Standing in this tower in Vacha, in the state of Thuringia (Thüringen in German) provided another profound German experience with the artificiality of borders. There was no visible divide; the grass was the same green, the houses looked the same, the water in the river didn’t flow opposite directions. It was a completely artificial division that stood for very real, tangible things. This division ruined, and in some cases, actually cost lives. It broke up families, it broke alliances, it broke economies, and it broke spirits for decades of Germans, both then and now. One local story we heard was of the house that fell right on the border in the photo above. Portions of it couldn’t be inhabited by the same family while the Iron Curtain remained, so the family packed up those rooms, and lived only in the portion of the house in West Germany. That was just one example of the very real division of the country during the Cold War.
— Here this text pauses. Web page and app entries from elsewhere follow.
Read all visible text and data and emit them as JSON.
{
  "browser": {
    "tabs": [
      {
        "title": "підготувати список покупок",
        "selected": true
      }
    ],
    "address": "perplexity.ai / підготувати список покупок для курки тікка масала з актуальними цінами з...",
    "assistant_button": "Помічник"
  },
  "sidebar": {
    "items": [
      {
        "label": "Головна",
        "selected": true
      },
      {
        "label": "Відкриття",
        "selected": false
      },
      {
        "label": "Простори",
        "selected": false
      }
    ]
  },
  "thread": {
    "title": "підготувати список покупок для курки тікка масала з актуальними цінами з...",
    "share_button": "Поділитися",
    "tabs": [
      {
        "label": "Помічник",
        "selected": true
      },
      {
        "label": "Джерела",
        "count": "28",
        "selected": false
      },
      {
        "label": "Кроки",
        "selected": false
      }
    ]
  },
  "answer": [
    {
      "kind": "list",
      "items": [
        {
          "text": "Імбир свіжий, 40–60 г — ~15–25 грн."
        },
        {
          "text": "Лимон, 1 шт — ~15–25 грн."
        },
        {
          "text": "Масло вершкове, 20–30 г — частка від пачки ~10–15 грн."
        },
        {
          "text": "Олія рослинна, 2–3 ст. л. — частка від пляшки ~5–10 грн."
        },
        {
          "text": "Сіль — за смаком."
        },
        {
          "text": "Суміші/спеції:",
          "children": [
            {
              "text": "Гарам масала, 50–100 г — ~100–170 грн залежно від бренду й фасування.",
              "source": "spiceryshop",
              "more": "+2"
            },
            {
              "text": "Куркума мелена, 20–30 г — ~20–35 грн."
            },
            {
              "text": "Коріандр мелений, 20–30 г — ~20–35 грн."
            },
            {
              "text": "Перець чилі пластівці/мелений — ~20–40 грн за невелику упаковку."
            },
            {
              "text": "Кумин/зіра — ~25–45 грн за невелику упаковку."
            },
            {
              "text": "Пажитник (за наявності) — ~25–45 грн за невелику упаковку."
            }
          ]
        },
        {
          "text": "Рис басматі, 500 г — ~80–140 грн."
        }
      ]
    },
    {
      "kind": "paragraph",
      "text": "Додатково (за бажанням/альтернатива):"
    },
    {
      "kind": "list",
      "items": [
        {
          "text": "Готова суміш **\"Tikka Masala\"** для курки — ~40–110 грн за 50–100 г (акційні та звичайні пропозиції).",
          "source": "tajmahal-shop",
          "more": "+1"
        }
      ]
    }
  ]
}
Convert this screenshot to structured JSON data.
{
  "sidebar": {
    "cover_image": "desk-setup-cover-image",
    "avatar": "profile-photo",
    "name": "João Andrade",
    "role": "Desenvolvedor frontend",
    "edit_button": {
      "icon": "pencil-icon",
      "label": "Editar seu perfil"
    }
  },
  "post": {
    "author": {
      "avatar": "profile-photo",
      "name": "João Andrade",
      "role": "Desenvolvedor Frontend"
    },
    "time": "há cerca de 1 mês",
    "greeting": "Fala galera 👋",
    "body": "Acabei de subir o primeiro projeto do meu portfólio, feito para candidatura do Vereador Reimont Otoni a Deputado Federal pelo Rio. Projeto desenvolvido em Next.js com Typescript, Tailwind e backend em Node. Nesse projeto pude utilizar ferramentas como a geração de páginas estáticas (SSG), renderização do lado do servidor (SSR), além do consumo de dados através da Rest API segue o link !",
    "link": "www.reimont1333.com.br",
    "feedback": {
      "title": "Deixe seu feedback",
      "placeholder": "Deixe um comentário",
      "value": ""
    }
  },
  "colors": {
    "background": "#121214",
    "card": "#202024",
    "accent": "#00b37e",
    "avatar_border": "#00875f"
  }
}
One of the requirements for participation in TOP is the creation of a unit to be shared with other teachers to improve the teaching of Modern Germany. The unit I will be writing has to do with this notion: the importance of borders, the continual shaping and reshaping of them, and the human impact of these imposed divisions. I’m particularly interested in how the East-West division still affects a unified Germany today, 25 years later. Because of my experiences in Korea last summer, I’m also hoping to see if I can make comparisons between the successful and less successful aspects of German reunification, and the current barriers to Korean unification. If I can pull it off, it’ll hopefully be a thoughtful, useful way to frame current events by contextualizing them in the past. The importance of the lasting legacy that is associated with those boundaries has become increasingly apparent as we travel the former Iron Curtain. We’ll visit the Point Alpha Foundation tomorrow, which plays a significant role in educating about and maintaining the former border itself, and will be an incredible opportunity to learn about the East-West divide, and actually walk the border that figuratively and actually divided the world during the Cold War.

In a time where borders have become fundamental components of our daily conversations, and are consistently used to fan the flames of political rhetoric and division, the continuing importance of the Iron Curtain and borders in today’s world is striking. I’m hoping that as I reflect on this experience now and during the school year, I can help my students think meaningfully about sovereignty, conflict, and other boundaries around the world; the Korean Peninsula, US-Mexico, Sudan-South Sudan, Russia-Ukraine, China-Tibet, and so many other conflicts over man-made boundaries and artificial divisions. Difficult and important issues to think about, especially in working to help the young people and future politicians and policy makers I get to teach make sense of our world.

MC Lean

“We are one world…”

Vacha 6/23

We had the chance to visit a Gymnasium in Vacha, a small town on the former east/west border of Germany, where we had the great fortune of sharing our day with several teachers and five incredible students. Julian, our primary tour guide, speaks five languages, two of which he learned on his own, after school. He wants to be a journalist or a teacher, because he believes in the importance of sharing what you know with people. He wants to travel, and influence people along the way.

Vacha 1
Julian (on the left, in the American flag shirt) tells us about the school

I asked Julian what he would want American students to know about Germany, as I explained that Americans students are often less internationally-inclined, and it would certainly be rare to find a high school junior who speaks two languages, let alone five. I wanted this seventeen year old to give me the silver bullet; how do I get my kids to think broadly and deeply? How do I engage them in the world around them? Most importantly, how do I get them on a plane, so they can figure all of this out themselves? Teach a man to fish and all that, you know…

I think he imagined what he said in response was common sense:

“We are one world; we shouldn’t be divided by boundaries. Only doing the same things every day is not experiencing life.”

It’s certainly not. What an important message from an incredible young man.


MC Lean